It was midday in May, when my friend and I were chatting at brunch over a plate of salmon and avocado flatbread. Over the course of the meal, she revealed that she had just broken up with a boyfriend during her first week at her new job, and was overwrought with feelings of despair.
This came as a surprise to me. If you were to scroll through her Instagram page, her life looks put together–she had just graduated from a top university and snagged a job with a great starting salary. In her photos her life looks like fun, filled with trips to the lake, cute brunches with bottomless mimosas, and designer clothes.
She confessed, “…it was really embarrassing, especially if you’re a woman in the workplace–people already view you as more emotional. Now I have to work extra hard to not mess anything up, because for the first couple of weeks I was just an emotional mess…and everyone still kind of holds it against me.” Mindful of what my friend was undergoing, I wondered if she had heard of duck syndrome.
According to Dr. Roxanne Dryden-Edwards, a psychiatrist based in Maryland, duck syndrome is when, “…the sufferer looks completely calm on a superficial level, while in reality they are frantically trying to keep up with the demands of life.”
The term (which like “burn out,” isn’t an actual medical diagnosis), was originally coined at Stanford University, however, and at UPenn they call it “Penn Face.” Either way, it all boils down to the pressure of being “perfect” or looking like you have your life together. If you find yourself struggling to keep up, while secretly living in fear that everyone else is doing much better than you–then you probably have duck syndrome.
Dr. Carol Langlois, a trained therapist based in California, claims that at the very root of duck syndrome is an issue of self identity and self esteem. Self esteem is concerned with how others perceive us and that can create a positive sense of self identity within a person or vice versa. People with positive self-identity, according to Langlois, are less likely to have duck syndrome because they are more comfortable with their identity and less concerned with keeping up appearances.

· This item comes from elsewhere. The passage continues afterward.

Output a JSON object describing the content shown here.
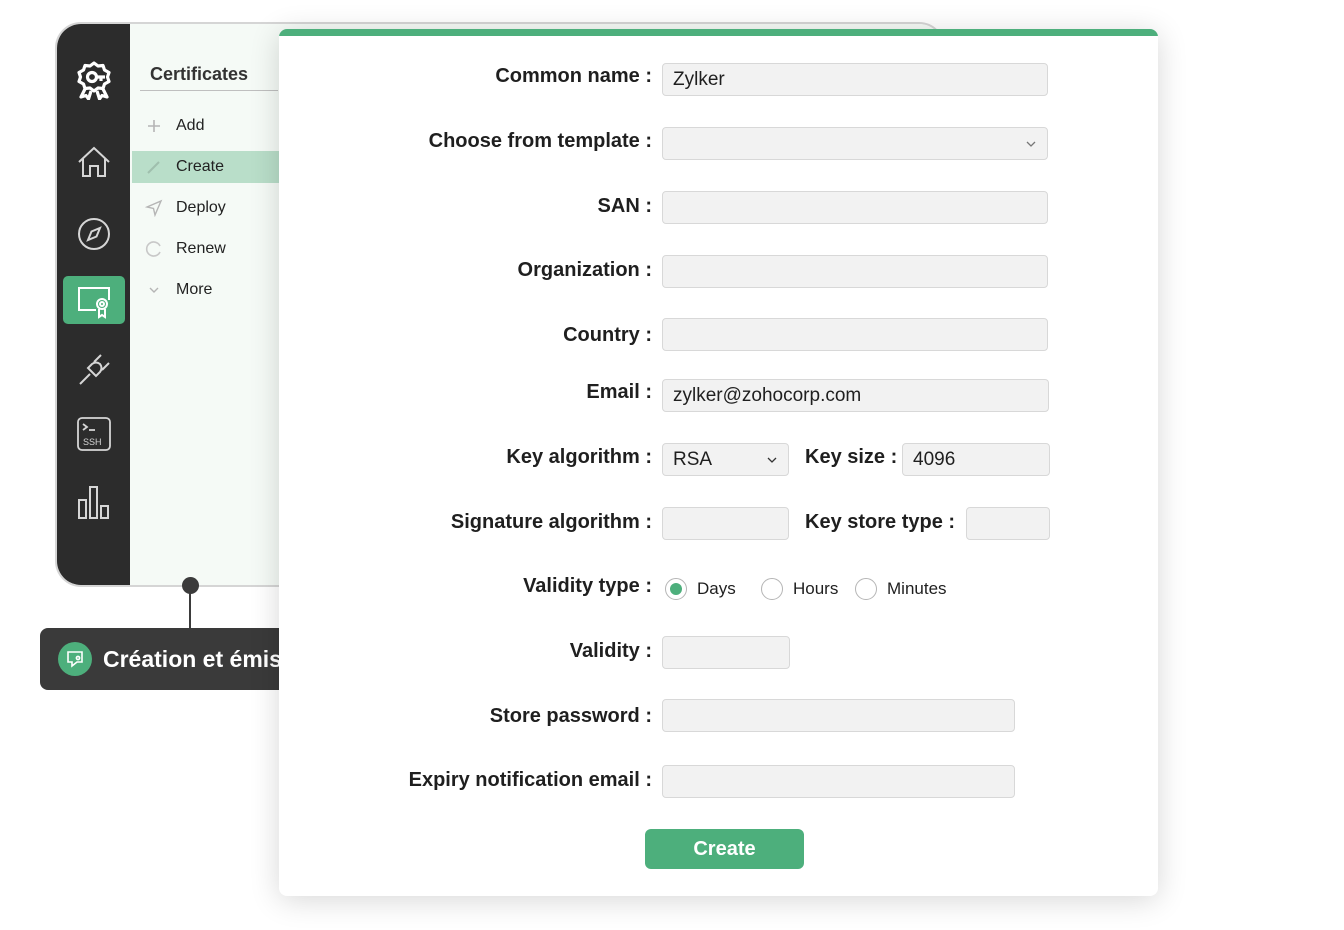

Your environment can also be a trigger. Dr. Langlois discusses how millennials in the workplace are being subjected to these high stress environments that trigger duck syndrome states of mind. She says, “Millennials are quitting their jobs and taking extended leave…because they’re so burnt out.” The struggle to keep up with difficult demands while appearing OK, is causing millennials to crash.
Being placed in a high stress environment that leaves no space for transparency or vulnerability, can make one obsessively concerned with keeping up appearances. This can be problematic because it leads to isolation. While explaining this to my friend, she concurred, saying, “Yeah, you kind of have to just pretend that nothing is going on and everything is OK, but in reality nothing is always okay for everyone. In a sense, that kind of makes things worse.”

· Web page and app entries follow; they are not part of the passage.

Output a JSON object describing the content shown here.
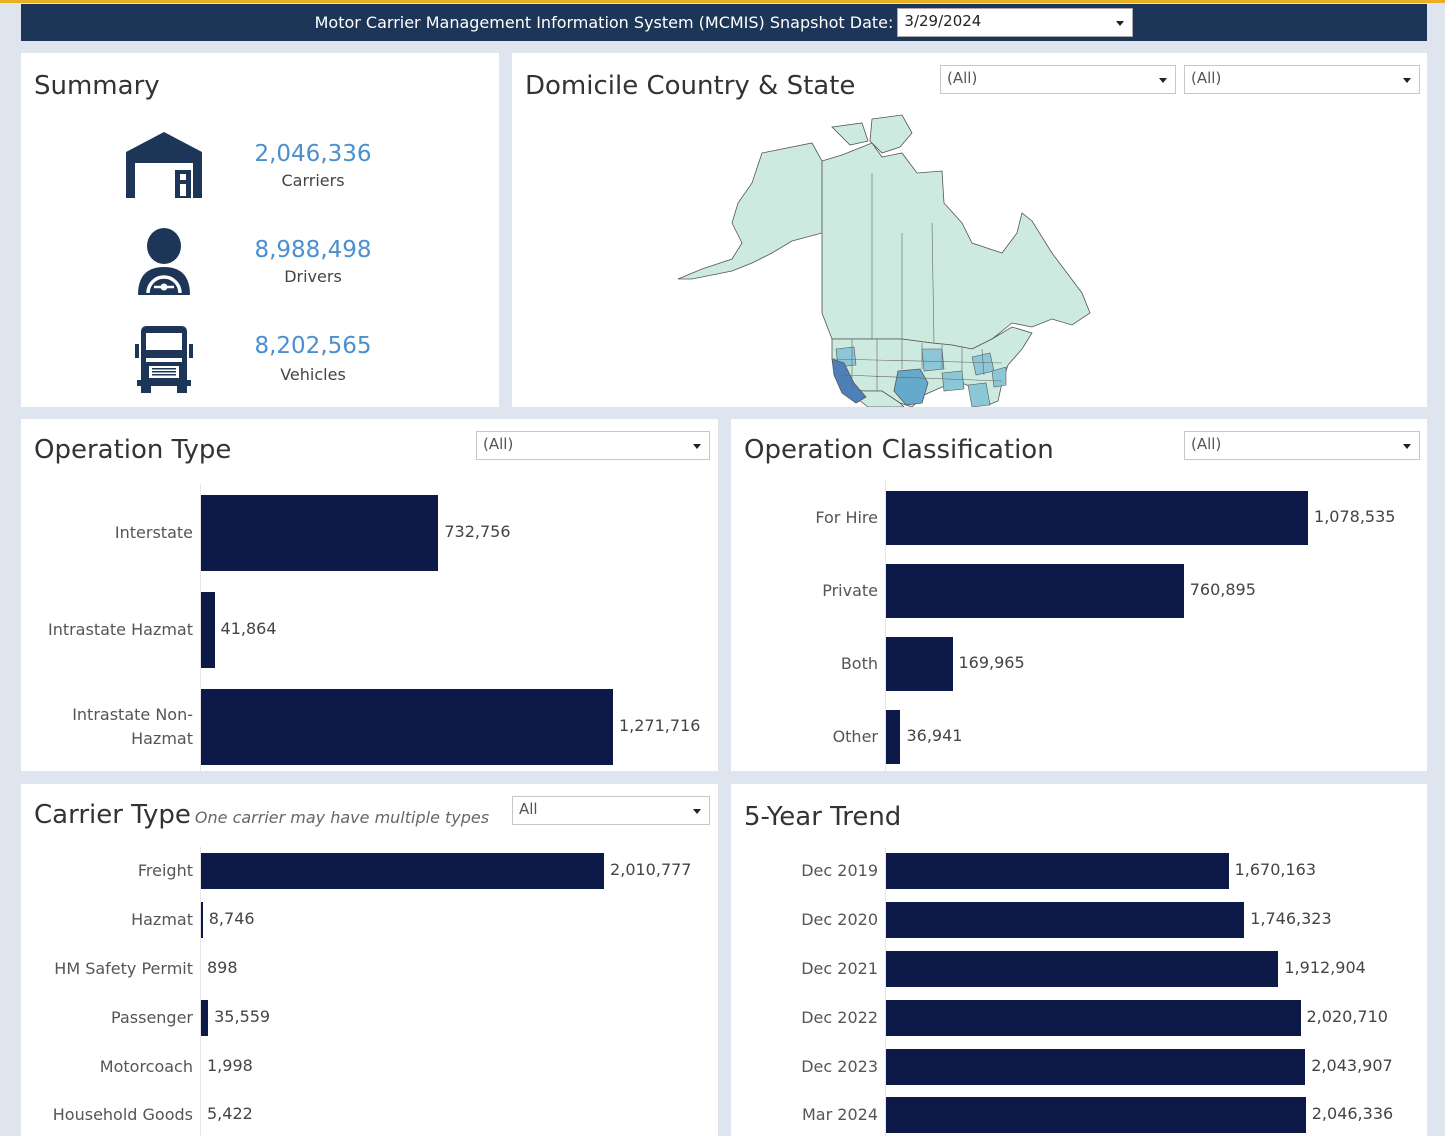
{
  "header": {
    "title": "Motor Carrier Management Information System (MCMIS) Snapshot Date:",
    "snapshot_date": "3/29/2024"
  },
  "summary": {
    "title": "Summary",
    "carriers": {
      "value": "2,046,336",
      "label": "Carriers",
      "icon": "warehouse-icon"
    },
    "drivers": {
      "value": "8,988,498",
      "label": "Drivers",
      "icon": "driver-icon"
    },
    "vehicles": {
      "value": "8,202,565",
      "label": "Vehicles",
      "icon": "truck-icon"
    }
  },
  "domicile": {
    "title": "Domicile Country & State",
    "country_filter": "(All)",
    "state_filter": "(All)"
  },
  "operation_type": {
    "title": "Operation Type",
    "filter": "(All)"
  },
  "operation_classification": {
    "title": "Operation Classification",
    "filter": "(All)"
  },
  "carrier_type": {
    "title": "Carrier Type",
    "subtitle": "One carrier may have multiple types",
    "filter": "All"
  },
  "trend": {
    "title": "5-Year Trend"
  },
  "colors": {
    "bar": "#0d1a47",
    "header": "#1d3657",
    "accent_number": "#4a8fce",
    "top_line": "#e8b022"
  },
  "chart_data": [
    {
      "type": "bar",
      "orientation": "horizontal",
      "id": "operation_type",
      "categories": [
        "Interstate",
        "Intrastate Hazmat",
        "Intrastate Non-Hazmat"
      ],
      "values": [
        732756,
        41864,
        1271716
      ],
      "value_labels": [
        "732,756",
        "41,864",
        "1,271,716"
      ],
      "xlim": [
        0,
        1420000
      ]
    },
    {
      "type": "bar",
      "orientation": "horizontal",
      "id": "operation_classification",
      "categories": [
        "For Hire",
        "Private",
        "Both",
        "Other"
      ],
      "values": [
        1078535,
        760895,
        169965,
        36941
      ],
      "value_labels": [
        "1,078,535",
        "760,895",
        "169,965",
        "36,941"
      ],
      "xlim": [
        0,
        1380000
      ]
    },
    {
      "type": "bar",
      "orientation": "horizontal",
      "id": "carrier_type",
      "categories": [
        "Freight",
        "Hazmat",
        "HM Safety Permit",
        "Passenger",
        "Motorcoach",
        "Household Goods"
      ],
      "values": [
        2010777,
        8746,
        898,
        35559,
        1998,
        5422
      ],
      "value_labels": [
        "2,010,777",
        "8,746",
        "898",
        "35,559",
        "1,998",
        "5,422"
      ],
      "xlim": [
        0,
        2245000
      ]
    },
    {
      "type": "bar",
      "orientation": "horizontal",
      "id": "five_year_trend",
      "categories": [
        "Dec 2019",
        "Dec 2020",
        "Dec 2021",
        "Dec 2022",
        "Dec 2023",
        "Mar 2024"
      ],
      "values": [
        1670163,
        1746323,
        1912904,
        2020710,
        2043907,
        2046336
      ],
      "value_labels": [
        "1,670,163",
        "1,746,323",
        "1,912,904",
        "2,020,710",
        "2,043,907",
        "2,046,336"
      ],
      "xlim": [
        0,
        2730000
      ]
    }
  ]
}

What tangible changes can people make to avoid duck syndrome or rid oneself of it? Since it’s rooted in self-identity and self-esteem, it’s important to make changes that create positive self-identity. Here’s what you can do.
Going at your own speed, will help you avoid taking on more than you can handle, and will help you avoid comparing yourself to others. Pacing yourself also includes knowing when it’s time to leave something that is too overwhelming for you.

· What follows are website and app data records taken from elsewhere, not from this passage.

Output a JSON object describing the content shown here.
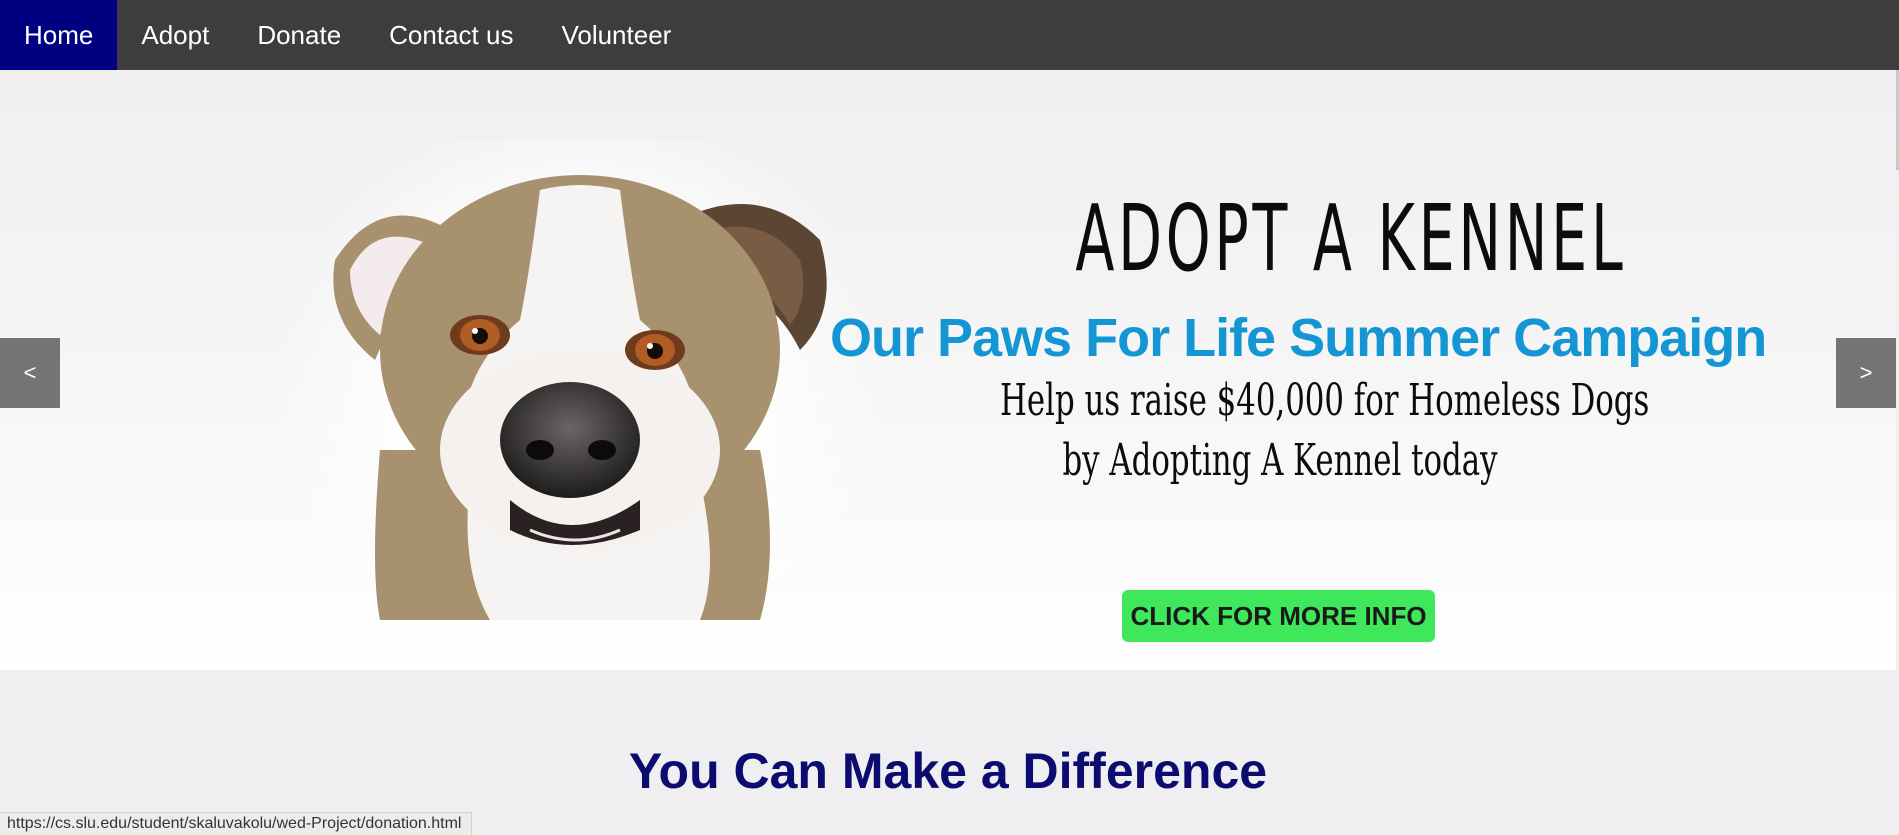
{
  "nav": {
    "items": [
      {
        "label": "Home",
        "active": true
      },
      {
        "label": "Adopt"
      },
      {
        "label": "Donate"
      },
      {
        "label": "Contact us"
      },
      {
        "label": "Volunteer"
      }
    ],
    "active_color": "#000080",
    "bg_color": "#3d3d3d"
  },
  "hero": {
    "title": "ADOPT A KENNEL",
    "subtitle": "Our Paws For Life Summer Campaign",
    "line1": "Help us raise $40,000 for Homeless Dogs",
    "line2": "by Adopting A Kennel today",
    "cta_label": "CLICK FOR MORE INFO",
    "prev_label": "<",
    "next_label": ">",
    "subtitle_color": "#1496d4",
    "cta_color": "#3ee85a"
  },
  "section": {
    "title": "You Can Make a Difference"
  },
  "status": {
    "url": "https://cs.slu.edu/student/skaluvakolu/wed-Project/donation.html"
  }
}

Set realistic goals
A good way to set realistic goals is to set SMART (specific, measurable, attainable, relevant, and time-bound) goals. SMART goals ensure that you will commit to a task without overwhelming yourself.
Join a club or a spiritual group so that you have a community outside of friends, family, and work. This will help create work and life balance and combat isolation.
Mindfulness is being completely present in the moment, in your environment, and in your body. This helps one focus on the task at hand and not obsess over future tasks. You can practice mindfulness by meditating or practicing grounding.